We’re aware of the disruption our streetworks can sometimes have on communities, commuters and local businesses. We are pioneering a pilot scheme called ‘Thames Connect’ where utility companies share and evaluate project planning data to better coordinate streetworks and identify future opportunities where working together may be possible. We hope to coordinate with other utilities, plan better, save on resources but most importantly of all, limit the impacts on our customers where possible. Click on the case study below to find out more.

Our smart metering programme continues to be rolled out across London, putting our customers in control of their water usage. We continue to engage with councillors and local communities across each of the 14 boroughs where we are currently installing this innovative technology. Our smart metering engagement bus has been visiting community events this summer, giving residents the opportunity to speak to our team about the introduction of smart meters in their homes. We aim to highlight the benefits of our programme and help the business promote our wider water efficiency drive, which is crucial with a changing climate and growing population. Click on the case study below to find out more. Community engagement plays an important part in maintaining relationships with our customers, and helps them to understand all the vital work we do to remove and clean their wastewater before returning it to the environment. We opened the doors of Mogden sewage treatment works, to give our customers and neighbours an opportunity to learn more about the site and meet our operational team. Click on the case study below to discover more.

The Thames Valley.

The focus of our engagement in the Thames Valley continues to centre on housing growth and the management of flood risk. The volume and scale of proposed housing across the Thames Valley is of great concern to many of the communities we serve, and so we continually assess opportunities for partnership working. We engage with local councils and community groups to better understand their local development plans and wider views, which we in turn use to help update our own infrastructure planning.

Engaging with our stakeholders on catering for additional demand on our water and wastewater services is particularly vital when considering plans for drainage infrastructure. We have formed partnerships across Gloucestershire and the Cotswolds to investigate options for managing flood risk. These partnerships have been sharing information and resources to investigate whether it is possible to mitigate the level of flood water to reduce occurrences of sewer flooding to customers’ homes and businesses.
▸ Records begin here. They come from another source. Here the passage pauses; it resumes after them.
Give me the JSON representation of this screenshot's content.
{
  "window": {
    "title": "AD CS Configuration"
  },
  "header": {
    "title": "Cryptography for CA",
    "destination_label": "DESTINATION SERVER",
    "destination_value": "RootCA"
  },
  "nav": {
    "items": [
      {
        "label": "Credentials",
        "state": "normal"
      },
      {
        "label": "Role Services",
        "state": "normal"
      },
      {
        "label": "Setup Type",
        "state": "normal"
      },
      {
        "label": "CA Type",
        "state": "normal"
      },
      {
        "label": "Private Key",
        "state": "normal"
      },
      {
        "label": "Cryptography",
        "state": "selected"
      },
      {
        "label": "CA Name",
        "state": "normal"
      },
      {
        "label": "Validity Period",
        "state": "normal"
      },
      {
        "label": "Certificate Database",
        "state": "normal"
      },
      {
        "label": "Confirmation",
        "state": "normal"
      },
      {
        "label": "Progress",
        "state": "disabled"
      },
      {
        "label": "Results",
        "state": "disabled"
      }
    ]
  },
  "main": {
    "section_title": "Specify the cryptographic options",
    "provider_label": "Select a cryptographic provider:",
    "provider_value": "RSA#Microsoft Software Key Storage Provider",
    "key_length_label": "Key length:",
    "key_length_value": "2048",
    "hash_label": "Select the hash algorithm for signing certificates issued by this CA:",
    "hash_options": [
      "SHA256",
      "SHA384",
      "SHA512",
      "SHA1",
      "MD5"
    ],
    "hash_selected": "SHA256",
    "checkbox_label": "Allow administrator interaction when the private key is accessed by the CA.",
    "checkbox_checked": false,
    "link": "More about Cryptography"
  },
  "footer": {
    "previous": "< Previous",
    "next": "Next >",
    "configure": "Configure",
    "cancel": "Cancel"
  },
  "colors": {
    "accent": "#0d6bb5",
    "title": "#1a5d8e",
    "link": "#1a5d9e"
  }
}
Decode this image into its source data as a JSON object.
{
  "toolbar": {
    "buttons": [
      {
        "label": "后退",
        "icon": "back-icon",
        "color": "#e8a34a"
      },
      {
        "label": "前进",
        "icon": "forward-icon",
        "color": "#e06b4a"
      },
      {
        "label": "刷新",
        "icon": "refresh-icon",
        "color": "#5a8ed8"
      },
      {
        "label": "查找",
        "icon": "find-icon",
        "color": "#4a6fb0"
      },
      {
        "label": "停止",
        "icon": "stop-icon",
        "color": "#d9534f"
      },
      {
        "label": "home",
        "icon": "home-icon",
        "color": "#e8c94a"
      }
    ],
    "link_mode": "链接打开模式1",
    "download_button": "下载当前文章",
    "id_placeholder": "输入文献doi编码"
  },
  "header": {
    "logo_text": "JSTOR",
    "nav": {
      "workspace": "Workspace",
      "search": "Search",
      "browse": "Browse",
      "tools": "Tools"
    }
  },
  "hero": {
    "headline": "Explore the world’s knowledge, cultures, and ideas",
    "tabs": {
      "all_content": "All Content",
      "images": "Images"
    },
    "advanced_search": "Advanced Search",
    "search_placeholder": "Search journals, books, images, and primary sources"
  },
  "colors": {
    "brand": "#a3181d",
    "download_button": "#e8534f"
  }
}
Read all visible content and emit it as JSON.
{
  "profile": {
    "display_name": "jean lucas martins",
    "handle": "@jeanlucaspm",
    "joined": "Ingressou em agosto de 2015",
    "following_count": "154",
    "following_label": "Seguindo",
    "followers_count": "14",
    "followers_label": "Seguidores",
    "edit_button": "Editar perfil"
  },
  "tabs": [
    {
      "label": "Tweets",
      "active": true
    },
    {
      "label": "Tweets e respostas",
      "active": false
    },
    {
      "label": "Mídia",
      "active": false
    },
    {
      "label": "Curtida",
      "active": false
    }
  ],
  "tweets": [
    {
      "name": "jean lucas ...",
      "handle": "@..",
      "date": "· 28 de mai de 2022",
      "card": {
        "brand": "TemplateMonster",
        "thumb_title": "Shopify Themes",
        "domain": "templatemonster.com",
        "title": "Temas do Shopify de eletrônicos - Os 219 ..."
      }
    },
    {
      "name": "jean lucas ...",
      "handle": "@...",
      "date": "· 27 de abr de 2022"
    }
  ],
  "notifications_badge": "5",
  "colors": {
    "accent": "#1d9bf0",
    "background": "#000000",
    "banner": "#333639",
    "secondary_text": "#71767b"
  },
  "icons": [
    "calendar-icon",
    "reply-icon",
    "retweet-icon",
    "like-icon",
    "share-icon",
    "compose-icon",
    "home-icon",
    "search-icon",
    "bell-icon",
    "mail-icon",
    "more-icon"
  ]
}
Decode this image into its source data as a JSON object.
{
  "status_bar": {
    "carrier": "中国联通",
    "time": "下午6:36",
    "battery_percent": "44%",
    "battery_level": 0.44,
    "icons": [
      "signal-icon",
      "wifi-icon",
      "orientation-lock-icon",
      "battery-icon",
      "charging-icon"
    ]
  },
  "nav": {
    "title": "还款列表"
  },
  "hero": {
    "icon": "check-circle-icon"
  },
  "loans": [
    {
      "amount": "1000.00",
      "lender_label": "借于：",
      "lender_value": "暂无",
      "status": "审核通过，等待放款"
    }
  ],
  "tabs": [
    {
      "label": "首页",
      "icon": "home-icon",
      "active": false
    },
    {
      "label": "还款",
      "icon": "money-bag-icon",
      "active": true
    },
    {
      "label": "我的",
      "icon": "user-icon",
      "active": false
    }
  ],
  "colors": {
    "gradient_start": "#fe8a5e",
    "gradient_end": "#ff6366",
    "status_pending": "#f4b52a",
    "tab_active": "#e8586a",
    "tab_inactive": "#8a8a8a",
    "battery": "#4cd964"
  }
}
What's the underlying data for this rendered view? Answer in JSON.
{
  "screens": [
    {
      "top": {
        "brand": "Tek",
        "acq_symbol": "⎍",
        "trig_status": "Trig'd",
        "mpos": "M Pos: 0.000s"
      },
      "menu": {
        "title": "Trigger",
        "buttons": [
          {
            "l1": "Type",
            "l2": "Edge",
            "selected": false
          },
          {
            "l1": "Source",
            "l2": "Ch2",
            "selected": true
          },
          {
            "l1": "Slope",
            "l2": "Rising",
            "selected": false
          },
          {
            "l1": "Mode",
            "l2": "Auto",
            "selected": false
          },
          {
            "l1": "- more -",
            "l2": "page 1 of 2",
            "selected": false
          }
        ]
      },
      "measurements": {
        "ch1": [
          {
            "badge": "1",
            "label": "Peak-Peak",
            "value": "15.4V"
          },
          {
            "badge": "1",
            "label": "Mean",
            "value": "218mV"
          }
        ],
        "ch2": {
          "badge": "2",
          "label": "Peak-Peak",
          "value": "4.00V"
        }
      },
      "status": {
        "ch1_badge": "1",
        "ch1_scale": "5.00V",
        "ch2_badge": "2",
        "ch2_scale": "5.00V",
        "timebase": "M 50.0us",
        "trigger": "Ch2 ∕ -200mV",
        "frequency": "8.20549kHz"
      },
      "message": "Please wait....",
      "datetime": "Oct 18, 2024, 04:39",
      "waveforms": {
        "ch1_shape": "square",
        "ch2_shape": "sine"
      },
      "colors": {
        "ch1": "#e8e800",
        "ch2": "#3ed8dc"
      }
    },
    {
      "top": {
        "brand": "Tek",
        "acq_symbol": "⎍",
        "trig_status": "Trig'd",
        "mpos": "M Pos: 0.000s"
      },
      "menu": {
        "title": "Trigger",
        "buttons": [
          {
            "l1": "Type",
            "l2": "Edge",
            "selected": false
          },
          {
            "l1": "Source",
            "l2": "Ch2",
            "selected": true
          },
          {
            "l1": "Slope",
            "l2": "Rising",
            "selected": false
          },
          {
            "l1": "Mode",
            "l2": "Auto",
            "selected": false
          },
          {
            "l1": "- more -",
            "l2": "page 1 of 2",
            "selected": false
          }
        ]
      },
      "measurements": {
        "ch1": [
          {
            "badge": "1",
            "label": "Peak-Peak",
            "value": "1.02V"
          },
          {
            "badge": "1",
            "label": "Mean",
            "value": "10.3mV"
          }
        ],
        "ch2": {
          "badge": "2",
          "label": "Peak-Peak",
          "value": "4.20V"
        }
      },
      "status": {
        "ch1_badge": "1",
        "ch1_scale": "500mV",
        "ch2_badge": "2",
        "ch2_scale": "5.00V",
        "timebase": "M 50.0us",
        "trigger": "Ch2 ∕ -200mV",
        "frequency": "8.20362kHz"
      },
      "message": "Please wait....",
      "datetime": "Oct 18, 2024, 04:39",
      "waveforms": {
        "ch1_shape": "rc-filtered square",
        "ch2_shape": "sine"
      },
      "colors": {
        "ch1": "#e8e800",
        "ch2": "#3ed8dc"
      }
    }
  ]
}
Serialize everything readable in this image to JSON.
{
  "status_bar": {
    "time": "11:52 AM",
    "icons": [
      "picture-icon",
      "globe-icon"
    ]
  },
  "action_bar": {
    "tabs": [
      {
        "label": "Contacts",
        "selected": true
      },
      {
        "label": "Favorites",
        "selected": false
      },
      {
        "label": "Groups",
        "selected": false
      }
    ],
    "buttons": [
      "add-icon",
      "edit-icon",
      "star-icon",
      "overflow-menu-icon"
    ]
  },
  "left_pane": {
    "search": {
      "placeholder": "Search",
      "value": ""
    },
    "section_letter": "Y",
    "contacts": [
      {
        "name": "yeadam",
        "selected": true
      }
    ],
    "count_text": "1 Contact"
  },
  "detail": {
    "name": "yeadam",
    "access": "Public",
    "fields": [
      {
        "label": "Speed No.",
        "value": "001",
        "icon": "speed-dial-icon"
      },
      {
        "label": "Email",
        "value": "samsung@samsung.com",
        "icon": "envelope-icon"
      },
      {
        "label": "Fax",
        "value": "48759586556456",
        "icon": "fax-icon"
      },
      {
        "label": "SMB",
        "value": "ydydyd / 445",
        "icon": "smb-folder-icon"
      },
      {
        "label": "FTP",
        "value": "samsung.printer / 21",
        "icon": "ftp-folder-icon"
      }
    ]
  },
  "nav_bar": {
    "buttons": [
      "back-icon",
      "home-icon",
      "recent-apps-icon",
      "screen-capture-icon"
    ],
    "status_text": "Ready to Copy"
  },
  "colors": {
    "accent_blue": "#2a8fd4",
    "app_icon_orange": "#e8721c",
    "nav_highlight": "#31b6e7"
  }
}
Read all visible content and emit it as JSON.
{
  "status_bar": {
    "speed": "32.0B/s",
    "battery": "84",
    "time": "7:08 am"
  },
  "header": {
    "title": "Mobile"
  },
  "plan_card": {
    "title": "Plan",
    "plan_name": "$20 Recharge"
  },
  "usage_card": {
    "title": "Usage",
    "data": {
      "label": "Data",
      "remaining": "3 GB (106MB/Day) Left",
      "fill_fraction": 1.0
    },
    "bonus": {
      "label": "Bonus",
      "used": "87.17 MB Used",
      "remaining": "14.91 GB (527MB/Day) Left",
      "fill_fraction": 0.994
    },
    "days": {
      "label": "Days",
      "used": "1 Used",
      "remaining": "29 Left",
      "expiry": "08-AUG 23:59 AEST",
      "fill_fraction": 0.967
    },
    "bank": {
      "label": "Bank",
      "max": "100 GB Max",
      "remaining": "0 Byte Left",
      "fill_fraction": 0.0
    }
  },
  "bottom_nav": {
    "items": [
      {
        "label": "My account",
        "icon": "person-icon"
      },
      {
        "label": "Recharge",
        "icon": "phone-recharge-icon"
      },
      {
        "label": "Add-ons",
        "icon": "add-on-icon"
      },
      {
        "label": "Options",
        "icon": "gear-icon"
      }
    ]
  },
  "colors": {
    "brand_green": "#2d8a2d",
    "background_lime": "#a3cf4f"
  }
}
We held an open day at Aylesbury sewage treatment works, which was one of six sites in the Thames Valley where pollution incidents occurred between 2012 and 2014. The open day was held to show the public the progress we’ve made in preventing pollution incidents. Click on the case study below to discover more.